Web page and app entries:
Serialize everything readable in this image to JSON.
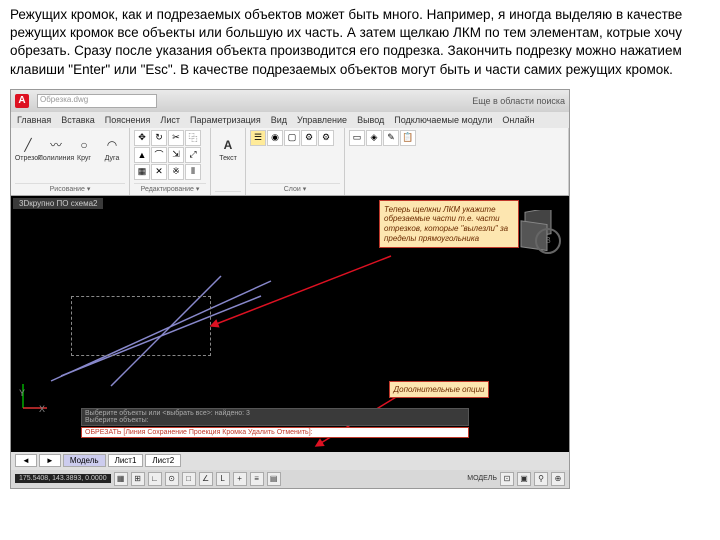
{
  "description": "Режущих кромок, как и подрезаемых объектов может быть много. Например, я иногда выделяю в качестве режущих кромок все объекты или большую их часть. А затем щелкаю ЛКМ по тем элементам, котрые хочу обрезать. Сразу после указания объекта производится его подрезка. Закончить подрезку можно нажатием клавиши \"Enter\" или \"Esc\". В качестве подрезаемых объектов могут быть и части самих режущих кромок.",
  "title_field": "Обрезка.dwg",
  "title_suffix": "Еще в области поиска",
  "menu": [
    "Главная",
    "Вставка",
    "Пояснения",
    "Лист",
    "Параметризация",
    "Вид",
    "Управление",
    "Вывод",
    "Подключаемые модули",
    "Онлайн"
  ],
  "ribbon": {
    "g1": {
      "items": [
        "Отрезок",
        "Полилиния",
        "Круг",
        "Дуга"
      ],
      "label": "Рисование ▾"
    },
    "g2": {
      "label": "Редактирование ▾"
    },
    "g3": {
      "items": [
        "A",
        "Текст"
      ],
      "label": ""
    },
    "g4": {
      "label": "Слои ▾"
    }
  },
  "viewport_tab": "3Dкрупно ПО схема2",
  "note1": "Теперь щелкни ЛКМ укажите обрезаемые части т.е. части отрезков, которые \"вылезли\" за пределы прямоугольника",
  "note2": "Дополнительные опции",
  "cmdline1": "Выберите объекты или <выбрать все>: найдено: 3",
  "cmdline1b": "Выберите объекты:",
  "cmdline2": "ОБРЕЗАТЬ [Линия Сохранение Проекция Кромка Удалить Отменить]:",
  "tabs": [
    "◄",
    "►",
    "Модель",
    "Лист1",
    "Лист2"
  ],
  "coord": "175.5408, 143.3893, 0.0000",
  "status_right": "МОДЕЛЬ",
  "nav_label": "В"
}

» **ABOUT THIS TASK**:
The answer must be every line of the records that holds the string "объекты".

» **RESPONSE**:
  "description": "Режущих кромок, как и подрезаемых объектов может быть много. Например, я иногда выделяю в качестве режущих кромок все объекты или большую их часть. А затем щелкаю ЛКМ по тем элементам, котрые хочу обрезать. Сразу после указания объекта производится его подрезка. Закончить подрезку можно нажатием клавиши \"Enter\" или \"Esc\". В качестве подрезаемых объектов могут быть и части самих режущих кромок.",
  "cmdline1": "Выберите объекты или <выбрать все>: найдено: 3",
  "cmdline1b": "Выберите объекты:",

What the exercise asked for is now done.